by Michael R. Allen
This week, night-time pedestrians trying to catch a glimpse of the rehabilitation progress on 14th Street in Old North St. Louis saw the light — the light of the newly re-lit Park’s Drugs sign that has been a fixture of the intersection of 14th Street and St. Louis Avenue for decades. Although the sign resides inside of the building that once housed Park’s Drugs, soon it will return to the side of the building.
The sign’s restoration is testament of a dramatic rescue of both the sign and the building. In 2004, this is what the Park’s building (built in 1931) looked like:
Colorful murals adorned plywood hiding the sad fact that most of the roof had collapsed inside of the building. The sign had once been symmetrical, wrapping the corner with the word “DRUGS.” The sign was reduced through overzealous actions by the state pharmacy license coordinator in 2000. The coordinator was enforcing a state law that forbids use of the word “drugs” in signage on a business that does not have a pharmacy license. The Park’s building was fire-damaged, vacant and owned by the city’s Land Reutilization Authority.
The scrap value of the enameled metal sign board was high enough that many wondered when the sign would simply disappear. However, the worst never came. Instead, the Park’s building became part of the transformational Crown Square redevelopment project that started in September 2007 and is slated for completion this April. That project entails gut rehabilitation of 27 buildings as residential and retail spaces and the reopening of the closed section of 14th Street.

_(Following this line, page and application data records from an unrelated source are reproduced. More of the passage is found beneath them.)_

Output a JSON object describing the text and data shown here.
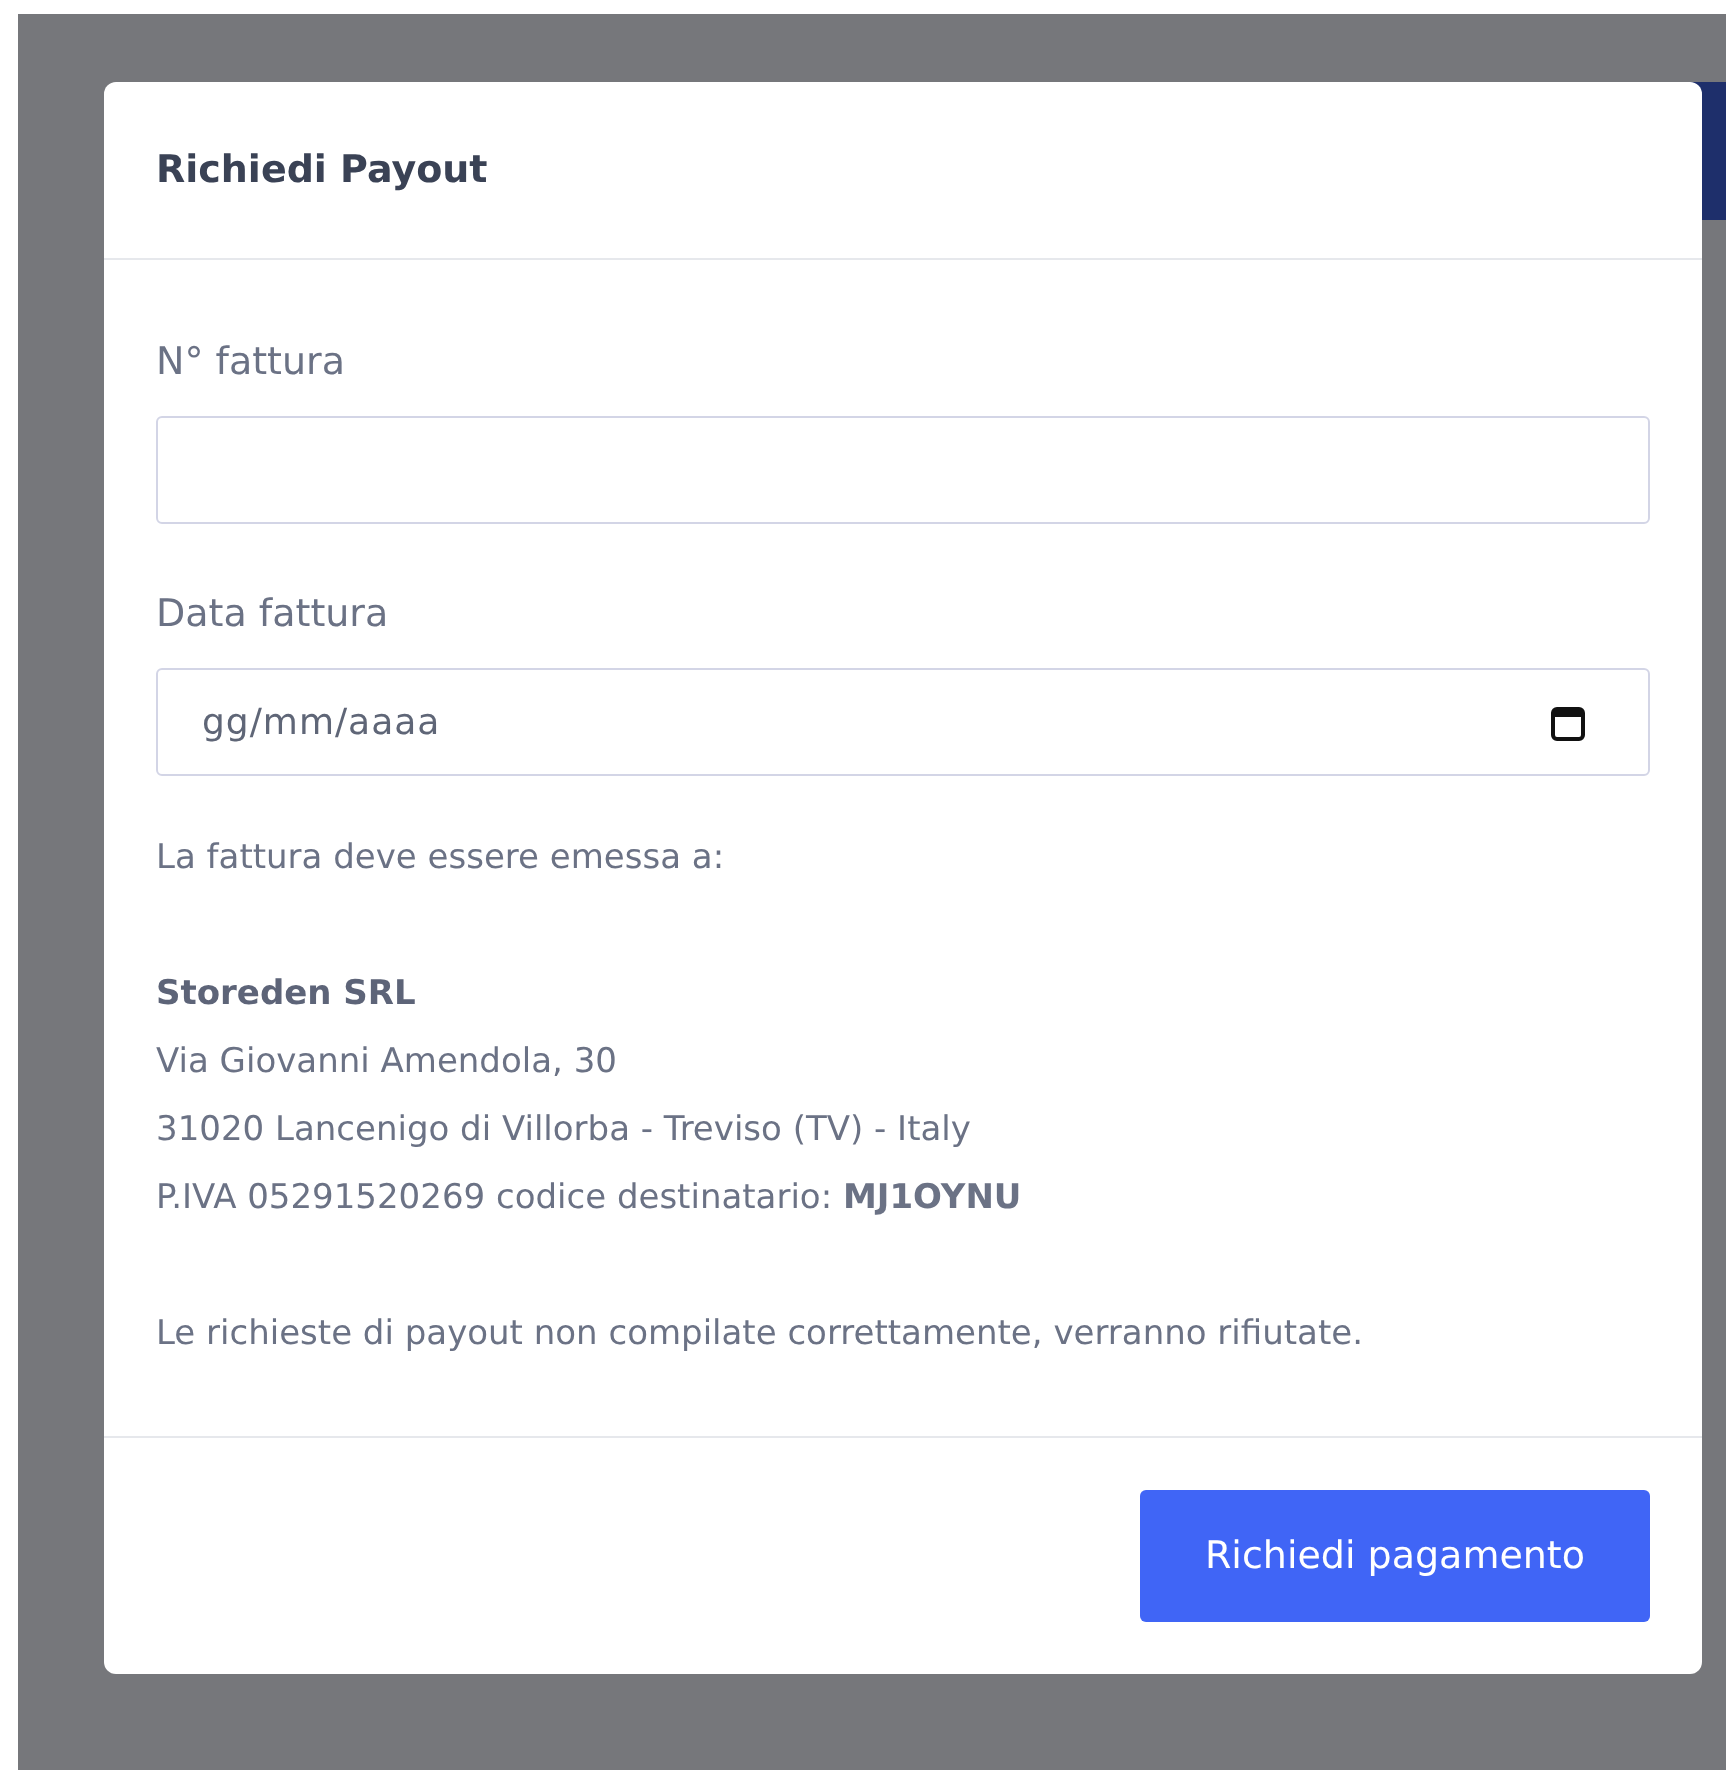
{
  "modal": {
    "title": "Richiedi Payout",
    "fields": [
      {
        "kind": "text",
        "label": "N° fattura"
      },
      {
        "kind": "date",
        "label": "Data fattura",
        "placeholder": "gg/mm/aaaa"
      }
    ],
    "intro": "La fattura deve essere emessa a:",
    "company": "Storeden SRL",
    "address_lines": [
      "Via Giovanni Amendola, 30",
      "31020 Lancenigo di Villorba - Treviso (TV) - Italy",
      "P.IVA 05291520269 codice destinatario: **MJ1OYNU**"
    ],
    "warning": "Le richieste di payout non compilate correttamente, verranno rifiutate.",
    "submit_button": "Richiedi pagamento"
  }
}
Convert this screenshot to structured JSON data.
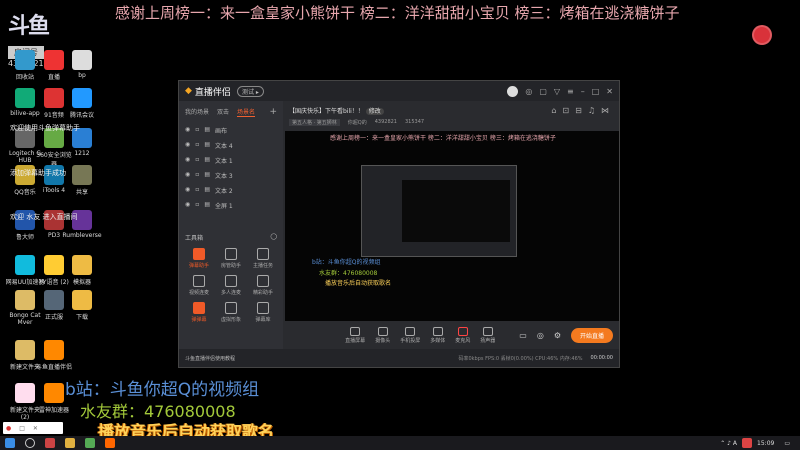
{
  "banner": "感谢上周榜一：来一盒皇家小熊饼干 榜二：洋洋甜甜小宝贝 榜三：烤箱在逃浇糖饼子",
  "logo": {
    "text": "斗鱼",
    "room_label": "房间号",
    "room_number": "4392821"
  },
  "desktop_icons": [
    "回收站",
    "直播",
    "bp",
    "bilive-app",
    "91音频",
    "腾讯会议",
    "Logitech G HUB",
    "360安全浏览器",
    "1212",
    "QQ音乐",
    "iTools 4",
    "共享",
    "鲁大师",
    "PD3",
    "Rumbleverse",
    "网易UU加速器",
    "YY语音 (2)",
    "模拟器",
    "Bongo Cat Mver",
    "正式服",
    "下载",
    "新建文件夹",
    "斗鱼直播伴侣",
    "新建文件夹 (2)",
    "雷神加速器"
  ],
  "chat": [
    "欢迎使用斗鱼弹幕助手",
    "添加弹幕助手成功",
    "欢迎 水友 进入直播间"
  ],
  "app": {
    "name": "直播伴侣",
    "version_badge": "测试 ▸",
    "tabs": [
      "我的场景",
      "双击",
      "场景名"
    ],
    "sources": [
      "画布",
      "文本 4",
      "文本 1",
      "文本 3",
      "文本 2",
      "全屏 1"
    ],
    "tools_label": "工具箱",
    "tools": [
      "弹幕助手",
      "房管助手",
      "主播任务",
      "视频连麦",
      "多人连麦",
      "精彩助手",
      "弹弹幕",
      "虚拟形象",
      "弹幕库"
    ],
    "stream_title": "【国庆快乐】下午看bili！！",
    "edit_label": "修改",
    "category": "第五人格 · 第五狮林",
    "streamer": "你超Q的",
    "room_id": "4392821",
    "hot": "315347",
    "controls": [
      "直播屏幕",
      "摄像头",
      "手机投屏",
      "多媒体",
      "麦克风",
      "扬声器"
    ],
    "start_label": "开始直播",
    "notice": "斗鱼直播伴侣使用教程",
    "stats": "码率0kbps  FPS:0  丢帧0(0.00%)  CPU:46%  内存:46%",
    "timer": "00:00:00"
  },
  "overlay": {
    "bilibili": "b站：斗鱼你超Q的视频组",
    "qq_group": "水友群：476080008",
    "music": "播放音乐后自动获取歌名"
  },
  "taskbar": {
    "time": "15:09"
  }
}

The Park’s building will even return to its original life. The entire building will be returned to retail use soon. Substantial work is complete and the building has been used for art openings, community events and educational events in recent months.